### Action item
Below are entries; work out how many of their lines hold "Windows", giving only that number.

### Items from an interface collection
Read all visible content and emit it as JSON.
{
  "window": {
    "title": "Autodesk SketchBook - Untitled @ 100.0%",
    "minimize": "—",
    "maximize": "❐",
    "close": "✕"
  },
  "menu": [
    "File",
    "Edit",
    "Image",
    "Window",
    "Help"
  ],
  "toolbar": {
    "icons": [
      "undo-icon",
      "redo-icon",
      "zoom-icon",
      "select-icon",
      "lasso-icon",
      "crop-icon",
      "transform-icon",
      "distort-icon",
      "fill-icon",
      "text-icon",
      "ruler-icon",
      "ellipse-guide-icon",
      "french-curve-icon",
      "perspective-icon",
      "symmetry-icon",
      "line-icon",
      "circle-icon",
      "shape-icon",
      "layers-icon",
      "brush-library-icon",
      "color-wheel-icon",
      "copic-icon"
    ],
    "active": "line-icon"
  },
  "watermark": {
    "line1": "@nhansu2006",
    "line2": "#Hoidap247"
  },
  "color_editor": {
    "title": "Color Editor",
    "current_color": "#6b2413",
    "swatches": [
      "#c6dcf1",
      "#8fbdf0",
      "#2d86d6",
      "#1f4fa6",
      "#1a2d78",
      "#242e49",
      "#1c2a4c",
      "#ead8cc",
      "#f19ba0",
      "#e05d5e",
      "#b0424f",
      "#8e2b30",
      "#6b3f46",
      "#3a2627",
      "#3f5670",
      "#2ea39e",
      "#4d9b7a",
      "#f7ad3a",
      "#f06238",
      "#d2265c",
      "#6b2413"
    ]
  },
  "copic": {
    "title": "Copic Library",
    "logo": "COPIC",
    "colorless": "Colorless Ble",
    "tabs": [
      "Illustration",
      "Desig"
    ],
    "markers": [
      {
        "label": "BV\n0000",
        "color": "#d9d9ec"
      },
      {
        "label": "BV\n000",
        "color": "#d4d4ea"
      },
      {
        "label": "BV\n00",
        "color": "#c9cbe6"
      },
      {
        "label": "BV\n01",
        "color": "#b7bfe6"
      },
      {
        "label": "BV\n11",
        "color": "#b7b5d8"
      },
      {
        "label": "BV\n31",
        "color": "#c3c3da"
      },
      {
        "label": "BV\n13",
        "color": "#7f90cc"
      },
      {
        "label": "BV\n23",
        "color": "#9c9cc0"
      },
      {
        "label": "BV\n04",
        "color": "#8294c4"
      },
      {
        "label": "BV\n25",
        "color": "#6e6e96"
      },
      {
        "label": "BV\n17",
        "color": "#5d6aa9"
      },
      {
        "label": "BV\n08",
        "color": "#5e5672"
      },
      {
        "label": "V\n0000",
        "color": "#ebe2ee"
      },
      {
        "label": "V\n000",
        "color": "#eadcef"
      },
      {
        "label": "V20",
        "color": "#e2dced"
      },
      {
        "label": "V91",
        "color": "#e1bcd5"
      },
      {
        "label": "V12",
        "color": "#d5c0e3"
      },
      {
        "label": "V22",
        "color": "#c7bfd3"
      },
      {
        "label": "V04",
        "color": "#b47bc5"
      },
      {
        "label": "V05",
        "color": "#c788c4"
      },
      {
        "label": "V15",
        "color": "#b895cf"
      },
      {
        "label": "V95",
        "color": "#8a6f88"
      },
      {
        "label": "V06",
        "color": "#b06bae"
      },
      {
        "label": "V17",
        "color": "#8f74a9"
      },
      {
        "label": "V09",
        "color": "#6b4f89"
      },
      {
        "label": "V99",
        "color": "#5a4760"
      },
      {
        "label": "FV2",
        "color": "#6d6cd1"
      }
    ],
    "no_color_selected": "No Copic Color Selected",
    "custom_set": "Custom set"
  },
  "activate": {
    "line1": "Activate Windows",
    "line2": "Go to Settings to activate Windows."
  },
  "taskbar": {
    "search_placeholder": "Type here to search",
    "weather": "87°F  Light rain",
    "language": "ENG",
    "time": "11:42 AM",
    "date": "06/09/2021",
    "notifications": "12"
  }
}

### Exercise output
2